kubectl create -f hello-app-service.yaml

Check the service status

kubectl get svc -n dev

Create Kubernetes Ingress Object

Now let’s create an ingress object to access our hello app using a DNS. An ingress object is nothing but a setup of routing rules.

If you are wondering how ingress object is connected to Nginx controller, the ingress controller pod connects to the Ingress API to check for rules and it updates its nginx.conf accordingly.

Step 1: Create a file named ingress.yaml

Step 2: Copy the following contents and save the file.

Replace test.apps.example.info with your domain name. Here the assumption is that you have a wildcard DNS in the format *.apps.example.info

apiVersion: extensions/v1beta1
kind: Ingress
  name: test-ingress
  namespace: dev
  - host: test.apps.example.info
      - backend:
          serviceName: hello-service
          servicePort: 80

Step 3: Describe created ingress object created to check the configurations.

kubectl describe ingress  -n dev

Now if you try to access test.apps.example.info domain (replace it with your domain name), you should be able to access our sample app deployed.
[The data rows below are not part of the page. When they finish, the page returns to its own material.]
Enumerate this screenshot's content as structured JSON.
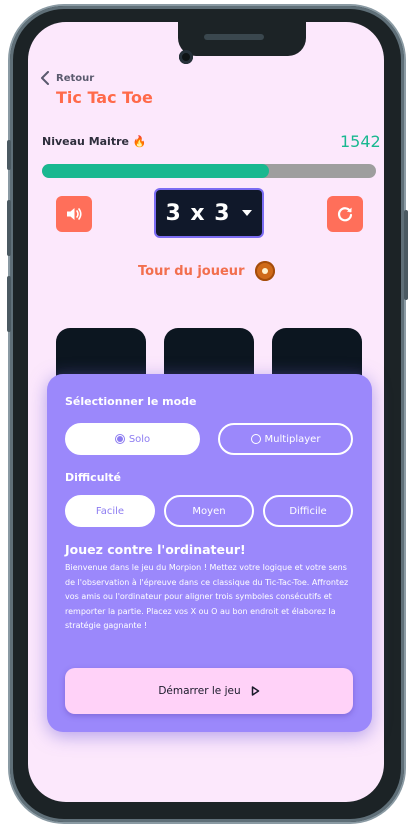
{
  "header": {
    "back_label": "Retour",
    "title": "Tic Tac Toe"
  },
  "status": {
    "level_label": "Niveau Maitre 🔥",
    "score": "1542",
    "progress_fraction": 0.68
  },
  "controls": {
    "grid_size": "3 x 3",
    "sound_icon": "speaker-icon",
    "reset_icon": "refresh-icon"
  },
  "turn": {
    "label": "Tour du joueur"
  },
  "panel": {
    "mode_heading": "Sélectionner le mode",
    "modes": [
      {
        "label": "Solo",
        "selected": true
      },
      {
        "label": "Multiplayer",
        "selected": false
      }
    ],
    "difficulty_heading": "Difficulté",
    "difficulties": [
      {
        "label": "Facile",
        "selected": true
      },
      {
        "label": "Moyen",
        "selected": false
      },
      {
        "label": "Difficile",
        "selected": false
      }
    ],
    "intro_title": "Jouez contre l'ordinateur!",
    "intro_text": "Bienvenue dans le jeu du Morpion ! Mettez votre logique et votre sens de l'observation à l'épreuve dans ce classique du Tic-Tac-Toe. Affrontez vos amis ou l'ordinateur pour aligner trois symboles consécutifs et remporter la partie. Placez vos X ou O au bon endroit et élaborez la stratégie gagnante !",
    "start_label": "Démarrer le jeu"
  },
  "colors": {
    "accent": "#ff6a4a",
    "progress": "#19b890",
    "panel": "#9b88fb",
    "screen_bg": "#fce8fc"
  }
}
Avail Rajesh Kumar as trainer at 50% Discount
Puppet Online Training
Puppet Classroom TrainingEnroll Now